Google has launched the Web site THINKB4U to promote safe and responsible online habits by teaching parents, educators and kids who haven't yet reached the "I know it all" stage that what posts on the Internet lives on forever.
Developed with support from the creative team at digital agency Fuel, the content and site examine nine key areas: Share, Multi-Task, Respond, Act, Buy, Search, Send, Step, and Text through interactive video content, HTML 5 features, and a choose-your-own-adventure-style theme. The areas were developed in partnership with Google's online safety partners ConnectSafely, Common Sense Media and the National Consumers League.
One video reminds us through a conversation by two young teenagers that anything posted online lives on, and that anything publicly posted can be read by all. In an ice cream shop, the two pull out their mobile phones and query their name on a search engine. The engine returns derogatory statements and posts for each. And in a game played between the two, each statement creates a negative mark on their tally, which serves as a reminder that one day a future employer might see the post.
The content follows a typical American family through its daily activities on the Internet to illustrate the dos and don'ts, as well as the consequences of online communication. There are nine videos that take place within three environments: Home, School and Mall; and education streams are navigable by Parents, Students and Educators.
The nine key areas are outlined in each section -- Parents, Students and Educators -- each with stats and tools designed to inform and teach how to best manage digital life online. For Parents and Students there are tips and links to more information from Google's partners. For Educators, tips are supported with lesson plans.

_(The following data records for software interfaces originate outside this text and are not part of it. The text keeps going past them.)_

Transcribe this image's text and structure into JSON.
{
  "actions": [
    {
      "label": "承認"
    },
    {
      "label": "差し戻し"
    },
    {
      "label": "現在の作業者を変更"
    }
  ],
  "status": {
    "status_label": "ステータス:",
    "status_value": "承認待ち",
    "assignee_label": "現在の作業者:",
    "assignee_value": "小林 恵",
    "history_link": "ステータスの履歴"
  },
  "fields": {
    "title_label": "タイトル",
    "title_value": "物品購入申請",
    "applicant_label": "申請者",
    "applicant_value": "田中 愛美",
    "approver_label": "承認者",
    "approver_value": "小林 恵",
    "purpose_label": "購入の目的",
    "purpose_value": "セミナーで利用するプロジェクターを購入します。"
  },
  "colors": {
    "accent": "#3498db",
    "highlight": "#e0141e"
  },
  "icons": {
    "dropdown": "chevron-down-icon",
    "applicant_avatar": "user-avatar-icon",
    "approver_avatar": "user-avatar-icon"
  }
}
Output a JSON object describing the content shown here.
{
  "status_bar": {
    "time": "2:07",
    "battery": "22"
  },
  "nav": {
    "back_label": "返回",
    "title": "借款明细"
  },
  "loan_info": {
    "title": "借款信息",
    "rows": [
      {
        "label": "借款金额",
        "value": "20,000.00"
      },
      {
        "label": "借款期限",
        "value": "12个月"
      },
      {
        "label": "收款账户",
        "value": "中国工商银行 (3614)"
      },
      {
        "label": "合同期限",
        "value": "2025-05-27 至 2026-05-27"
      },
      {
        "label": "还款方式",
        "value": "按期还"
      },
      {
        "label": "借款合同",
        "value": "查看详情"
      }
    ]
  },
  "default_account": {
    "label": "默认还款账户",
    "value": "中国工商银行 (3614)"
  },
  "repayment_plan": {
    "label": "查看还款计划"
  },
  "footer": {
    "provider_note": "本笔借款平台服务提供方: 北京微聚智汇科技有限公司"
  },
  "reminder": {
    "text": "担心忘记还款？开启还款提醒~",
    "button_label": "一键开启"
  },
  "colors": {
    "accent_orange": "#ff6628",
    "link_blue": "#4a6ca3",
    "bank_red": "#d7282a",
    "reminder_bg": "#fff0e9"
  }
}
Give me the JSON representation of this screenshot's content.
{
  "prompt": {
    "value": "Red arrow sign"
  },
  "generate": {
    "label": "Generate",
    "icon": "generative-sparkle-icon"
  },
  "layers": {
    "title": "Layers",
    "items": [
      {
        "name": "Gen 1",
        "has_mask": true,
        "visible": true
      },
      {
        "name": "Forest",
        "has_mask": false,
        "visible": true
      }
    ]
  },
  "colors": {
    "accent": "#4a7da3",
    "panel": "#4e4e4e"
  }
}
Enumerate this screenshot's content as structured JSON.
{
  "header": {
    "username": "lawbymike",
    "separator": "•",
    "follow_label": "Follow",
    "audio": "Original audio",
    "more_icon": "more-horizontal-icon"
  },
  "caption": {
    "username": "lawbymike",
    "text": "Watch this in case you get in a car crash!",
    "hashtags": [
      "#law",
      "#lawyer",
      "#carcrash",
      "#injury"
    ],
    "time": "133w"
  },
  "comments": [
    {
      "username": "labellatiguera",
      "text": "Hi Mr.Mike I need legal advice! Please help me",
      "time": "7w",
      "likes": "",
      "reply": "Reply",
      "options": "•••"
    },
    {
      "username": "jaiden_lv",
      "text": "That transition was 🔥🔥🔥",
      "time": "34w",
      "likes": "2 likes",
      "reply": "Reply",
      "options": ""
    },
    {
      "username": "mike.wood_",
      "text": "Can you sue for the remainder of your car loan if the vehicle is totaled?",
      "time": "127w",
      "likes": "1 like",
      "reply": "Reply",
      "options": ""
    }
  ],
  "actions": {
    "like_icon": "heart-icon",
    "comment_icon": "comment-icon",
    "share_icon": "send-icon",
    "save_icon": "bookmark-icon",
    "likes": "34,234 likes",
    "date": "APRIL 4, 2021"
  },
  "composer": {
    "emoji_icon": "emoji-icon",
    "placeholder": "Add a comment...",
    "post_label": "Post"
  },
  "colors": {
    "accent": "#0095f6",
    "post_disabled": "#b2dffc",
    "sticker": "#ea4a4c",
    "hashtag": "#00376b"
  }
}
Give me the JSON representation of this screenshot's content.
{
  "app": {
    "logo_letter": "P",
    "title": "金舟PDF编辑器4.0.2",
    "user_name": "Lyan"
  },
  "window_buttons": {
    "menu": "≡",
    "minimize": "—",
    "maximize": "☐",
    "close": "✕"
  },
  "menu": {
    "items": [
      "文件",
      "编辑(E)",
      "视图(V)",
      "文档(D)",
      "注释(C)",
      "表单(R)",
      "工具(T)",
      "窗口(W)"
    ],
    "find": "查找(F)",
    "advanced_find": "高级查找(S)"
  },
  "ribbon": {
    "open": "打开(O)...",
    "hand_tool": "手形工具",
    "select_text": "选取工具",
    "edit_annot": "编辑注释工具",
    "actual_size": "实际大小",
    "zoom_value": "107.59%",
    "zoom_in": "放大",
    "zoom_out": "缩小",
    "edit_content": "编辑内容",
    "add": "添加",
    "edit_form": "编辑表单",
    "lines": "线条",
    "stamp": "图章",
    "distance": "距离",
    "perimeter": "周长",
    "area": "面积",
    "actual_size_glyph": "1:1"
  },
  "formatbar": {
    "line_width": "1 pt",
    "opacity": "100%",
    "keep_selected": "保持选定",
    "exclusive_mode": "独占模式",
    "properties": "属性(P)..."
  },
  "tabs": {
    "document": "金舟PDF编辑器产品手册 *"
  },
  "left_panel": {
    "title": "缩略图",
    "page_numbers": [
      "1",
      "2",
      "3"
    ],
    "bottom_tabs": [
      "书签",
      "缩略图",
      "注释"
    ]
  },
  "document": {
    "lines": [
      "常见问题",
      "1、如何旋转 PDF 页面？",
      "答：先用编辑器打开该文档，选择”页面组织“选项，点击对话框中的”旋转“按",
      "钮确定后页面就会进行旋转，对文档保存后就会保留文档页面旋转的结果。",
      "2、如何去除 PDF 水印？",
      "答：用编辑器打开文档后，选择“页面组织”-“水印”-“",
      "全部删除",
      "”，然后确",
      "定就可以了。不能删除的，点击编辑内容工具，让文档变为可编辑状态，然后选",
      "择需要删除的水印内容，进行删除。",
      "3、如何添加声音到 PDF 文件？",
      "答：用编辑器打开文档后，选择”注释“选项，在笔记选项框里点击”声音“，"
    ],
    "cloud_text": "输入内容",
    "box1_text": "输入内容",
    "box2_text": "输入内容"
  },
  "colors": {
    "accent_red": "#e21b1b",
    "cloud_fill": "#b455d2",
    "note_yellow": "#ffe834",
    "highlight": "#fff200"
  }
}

Fuel worked with Google Labs and its partners to build out the project, according to Jeff Roach, chief strategy officer at Fuel. The group initially got started in Q4 2011, and the site went live in February.
The site also has downloadable lesson plans that can help teachers convey the messages in a way that even most teenagers will understand.
Parents need to educate themselves in order to teach their kids. Brands can become the parents' advocates through sponsored ads. Just telling or forbidding kids not to go on specific sites is not enough. Parents must set limits, learn the popular sites kids visit, and visit them too. They need to teach kids that it's not all about instant gratification. It's about stopping and thinking before posting. Believe it or not, some adults do it, too. Publishers get a lot of requests to take down a comment after someone clicked the post button in haste.
Meanwhile, On Thursday, Google also launched a consumer survey paywall for publishers where questions to answers become the token that opens the door and releases the content. Publisher partners at launch include Pandora, the Christian Science Monitor, and the New York Daily News. Lucky Brand Jeans, Tumbk2, and King Arthur were testers, too.